One of the things I really like about physics is the artistic beauty of the way the math works. Now I am no theoretical physicist I have always been more towards the experimental side but sometimes when the 2 collide it really makes me see probably what people who love great art see. I can’t really explain the feeling that I can get from it like someone who love art probably can’t either (difference is they try with as many words as possible while physics try using as few symbols as possible although we prove we can use so few symbols with hundreds of symbols J ). But it is I guess the one thing I can relate to when people go on about how great modern art is.
Take for example a femtosecond lasers. Most laser people see are monochromatic i.e. they emitted light of a single wavelength (for the purposes of this post anyway). However when you pulse a laser on and off at high speeds you see something amazing they are white (talking laser in the visible spectrum here there are ultraviolet laser with the same broadband spectrum but the eye can’t see them. But the same principle applies) . Now you can only do this with certain types of lasers and you can’t do it with a laser pointer no matter how hard you try. To pulse at this speed you use various techniques that I wouldn’t get into now but they are pretty cool. By the way an femtosecond is 1*10^-15 or 0.000000000000001 seconds. I.E very short.
So why would it be white I hear you ask well. That comes down to theoretical physics quantum to be precise and Heisenberg’s Uncertainty Principle.
Werner Heisenberg was a German physicist who headed up the Nazis nuclear program. There is much debate over whether he a.)Mis calculated the critical mass needed for a bomb. b.) deliberately slowed down the program to stop the Nazis getting the bomb or c.) Didn’t really care for the bomb and directed the research towards Nuclear power. What ever the reason thankfully Hitler didn’t have a bomb. Heisenbergs as it is known by some. Can be explained by this thought experiment.

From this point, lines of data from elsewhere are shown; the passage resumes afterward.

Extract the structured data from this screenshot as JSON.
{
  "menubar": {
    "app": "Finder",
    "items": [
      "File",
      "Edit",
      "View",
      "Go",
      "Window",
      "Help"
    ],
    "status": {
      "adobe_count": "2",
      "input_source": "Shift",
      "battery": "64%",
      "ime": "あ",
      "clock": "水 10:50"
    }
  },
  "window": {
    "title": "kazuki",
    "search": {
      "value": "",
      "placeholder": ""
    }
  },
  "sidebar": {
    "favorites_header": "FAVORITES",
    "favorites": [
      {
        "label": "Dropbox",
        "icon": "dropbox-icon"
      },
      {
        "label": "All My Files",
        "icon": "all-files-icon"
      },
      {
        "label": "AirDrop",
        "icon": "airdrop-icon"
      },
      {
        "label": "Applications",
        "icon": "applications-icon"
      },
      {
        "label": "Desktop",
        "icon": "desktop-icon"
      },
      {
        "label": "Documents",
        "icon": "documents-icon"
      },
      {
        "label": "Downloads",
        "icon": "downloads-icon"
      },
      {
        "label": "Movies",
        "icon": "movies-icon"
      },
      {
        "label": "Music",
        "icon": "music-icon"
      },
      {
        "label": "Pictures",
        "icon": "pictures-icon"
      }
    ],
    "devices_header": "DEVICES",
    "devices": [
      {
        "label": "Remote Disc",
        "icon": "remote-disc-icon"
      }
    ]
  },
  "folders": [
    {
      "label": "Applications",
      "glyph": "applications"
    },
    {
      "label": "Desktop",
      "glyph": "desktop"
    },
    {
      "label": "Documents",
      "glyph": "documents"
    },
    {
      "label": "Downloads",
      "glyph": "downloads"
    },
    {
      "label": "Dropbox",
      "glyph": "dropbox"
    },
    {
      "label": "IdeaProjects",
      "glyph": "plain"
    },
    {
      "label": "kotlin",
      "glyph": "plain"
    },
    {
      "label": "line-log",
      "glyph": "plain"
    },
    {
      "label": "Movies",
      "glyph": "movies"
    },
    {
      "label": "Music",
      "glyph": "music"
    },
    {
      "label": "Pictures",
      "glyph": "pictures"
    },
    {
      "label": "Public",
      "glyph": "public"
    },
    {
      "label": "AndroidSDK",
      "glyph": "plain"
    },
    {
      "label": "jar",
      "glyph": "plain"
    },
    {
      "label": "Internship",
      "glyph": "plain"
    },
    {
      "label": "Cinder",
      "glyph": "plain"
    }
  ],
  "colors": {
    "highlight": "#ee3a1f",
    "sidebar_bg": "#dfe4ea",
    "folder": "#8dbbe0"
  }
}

If you want to see an electron a photon has to hit off it and then enter your eye. However when it hits it changes the electron. Like a cue ball hitting a snooker ball changes a ball. Thus you cannot be certain of where the ball is. As you are seeing it at the point of impact not where it has been moved to. This can be represented as so.
Where delta (the triangle) is the difference in x (position) and delta p (momentum) is the difference in p. And this is equal to planks constant/2. As this is equal to a constant if one value goes down to keep the equation balanced the other has to go up. For example x+y=10. Lets say x is equal to 4 and y=6. If we make x =3 then for everything to balance y has to go up to 7. So basically the more you know x (position) the less you know about p (momentum).
As the joke goes Heisenburg gets pulled over driving by a cop. The cop says do you know how fast you are going. He replies no but I know where I am.
Anyway this leads on to relativity and this equation derived from the Time Dependent Schrödinger equation. (Schrödinger of the cat fame)
Basically in this one. E is energy and t is time. Thus the more you know about the t the less you know about the E. Now when you are pulsing a laser at attoseconds you know very precisely how long the pulse is so that means you don’t know the value of the energy very well.
E=hv is an equation from Max Plank where h is planks constant and u is the frequency. Frequency and wavelength are related by c=fv. Ok so if you are uncertain about the energy you are uncertain about the frequency and thus uncertain about the wavelength. As you are uncertain of the wavelength. Then it could be any number of wavelengths you simply cannot say as you cannot see a single wavelength you see many.
You see white light. Beautiful